■ Your objective ■
Below are the records; pull every line that includes "name".

Extracted records:
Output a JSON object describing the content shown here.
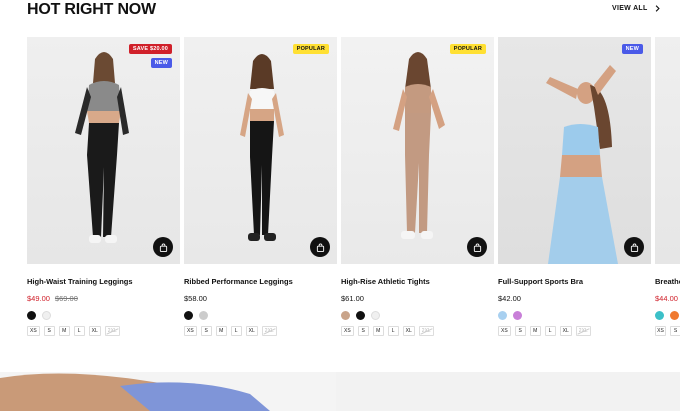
{
  "section": {
    "title": "HOT RIGHT NOW",
    "view_all": "VIEW ALL"
  },
  "products": [
    {
      "name": "High-Waist Training Leggings",
      "price": "$49.00",
      "old_price": "$69.00",
      "badges": [
        "SAVE $20.00",
        "NEW"
      ],
      "swatches": [
        "#111111",
        "#f0f0f0"
      ],
      "sizes": [
        "XS",
        "S",
        "M",
        "L",
        "XL",
        "2XL"
      ]
    },
    {
      "name": "Ribbed Performance Leggings",
      "price": "$58.00",
      "badges": [
        "POPULAR"
      ],
      "swatches": [
        "#111111",
        "#cccccc"
      ],
      "sizes": [
        "XS",
        "S",
        "M",
        "L",
        "XL",
        "2XL"
      ]
    },
    {
      "name": "High-Rise Athletic Tights",
      "price": "$61.00",
      "badges": [
        "POPULAR"
      ],
      "swatches": [
        "#c9a48a",
        "#111111",
        "#f0f0f0"
      ],
      "sizes": [
        "XS",
        "S",
        "M",
        "L",
        "XL",
        "2XL"
      ]
    },
    {
      "name": "Full-Support Sports Bra",
      "price": "$42.00",
      "badges": [
        "NEW"
      ],
      "swatches": [
        "#a8d0f0",
        "#c87fd8"
      ],
      "sizes": [
        "XS",
        "S",
        "M",
        "L",
        "XL",
        "2XL"
      ]
    },
    {
      "name": "Breathe",
      "price": "$44.00",
      "swatches": [
        "#3cc0c8",
        "#f07a30"
      ],
      "sizes": [
        "XS",
        "S"
      ]
    }
  ],
  "colors": {
    "sale_badge": "#d0202a",
    "new_badge": "#4a5ae8",
    "popular_badge": "#ffe033",
    "sale_price": "#d0202a"
  },
  "icons": {
    "view_all": "chevron-right-icon",
    "add_to_bag": "shopping-bag-icon"
  }
}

■ Output below ■
      "name": "High-Waist Training Leggings",
      "name": "Ribbed Performance Leggings",
      "name": "High-Rise Athletic Tights",
      "name": "Full-Support Sports Bra",
      "name": "Breathe",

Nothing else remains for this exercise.